- _Web page and app entries_:
= = = =
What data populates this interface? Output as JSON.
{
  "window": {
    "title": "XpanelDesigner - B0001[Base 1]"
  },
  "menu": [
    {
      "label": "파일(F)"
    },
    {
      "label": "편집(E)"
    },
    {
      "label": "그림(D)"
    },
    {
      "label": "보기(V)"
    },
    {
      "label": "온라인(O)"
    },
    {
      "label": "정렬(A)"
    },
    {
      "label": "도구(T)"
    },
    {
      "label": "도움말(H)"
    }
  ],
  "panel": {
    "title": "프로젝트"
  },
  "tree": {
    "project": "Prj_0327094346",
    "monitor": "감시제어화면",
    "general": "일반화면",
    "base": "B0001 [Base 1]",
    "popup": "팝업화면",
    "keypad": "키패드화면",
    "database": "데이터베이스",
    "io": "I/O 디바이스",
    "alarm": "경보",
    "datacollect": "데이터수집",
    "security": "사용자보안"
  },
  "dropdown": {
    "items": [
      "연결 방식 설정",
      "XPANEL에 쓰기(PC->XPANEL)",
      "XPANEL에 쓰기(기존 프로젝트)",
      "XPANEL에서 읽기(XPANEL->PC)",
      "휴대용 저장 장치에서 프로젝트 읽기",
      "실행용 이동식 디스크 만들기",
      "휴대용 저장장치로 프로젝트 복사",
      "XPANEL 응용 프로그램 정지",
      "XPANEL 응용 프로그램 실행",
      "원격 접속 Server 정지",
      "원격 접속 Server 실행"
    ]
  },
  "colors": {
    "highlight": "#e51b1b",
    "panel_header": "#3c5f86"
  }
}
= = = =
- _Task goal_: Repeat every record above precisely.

- _Exercise answer_:
What data populates this interface? Output as JSON.
{
  "window": {
    "title": "XpanelDesigner - B0001[Base 1]"
  },
  "menu": [
    {
      "label": "파일(F)"
    },
    {
      "label": "편집(E)"
    },
    {
      "label": "그림(D)"
    },
    {
      "label": "보기(V)"
    },
    {
      "label": "온라인(O)"
    },
    {
      "label": "정렬(A)"
    },
    {
      "label": "도구(T)"
    },
    {
      "label": "도움말(H)"
    }
  ],
  "panel": {
    "title": "프로젝트"
  },
  "tree": {
    "project": "Prj_0327094346",
    "monitor": "감시제어화면",
    "general": "일반화면",
    "base": "B0001 [Base 1]",
    "popup": "팝업화면",
    "keypad": "키패드화면",
    "database": "데이터베이스",
    "io": "I/O 디바이스",
    "alarm": "경보",
    "datacollect": "데이터수집",
    "security": "사용자보안"
  },
  "dropdown": {
    "items": [
      "연결 방식 설정",
      "XPANEL에 쓰기(PC->XPANEL)",
      "XPANEL에 쓰기(기존 프로젝트)",
      "XPANEL에서 읽기(XPANEL->PC)",
      "휴대용 저장 장치에서 프로젝트 읽기",
      "실행용 이동식 디스크 만들기",
      "휴대용 저장장치로 프로젝트 복사",
      "XPANEL 응용 프로그램 정지",
      "XPANEL 응용 프로그램 실행",
      "원격 접속 Server 정지",
      "원격 접속 Server 실행"
    ]
  },
  "colors": {
    "highlight": "#e51b1b",
    "panel_header": "#3c5f86"
  }
}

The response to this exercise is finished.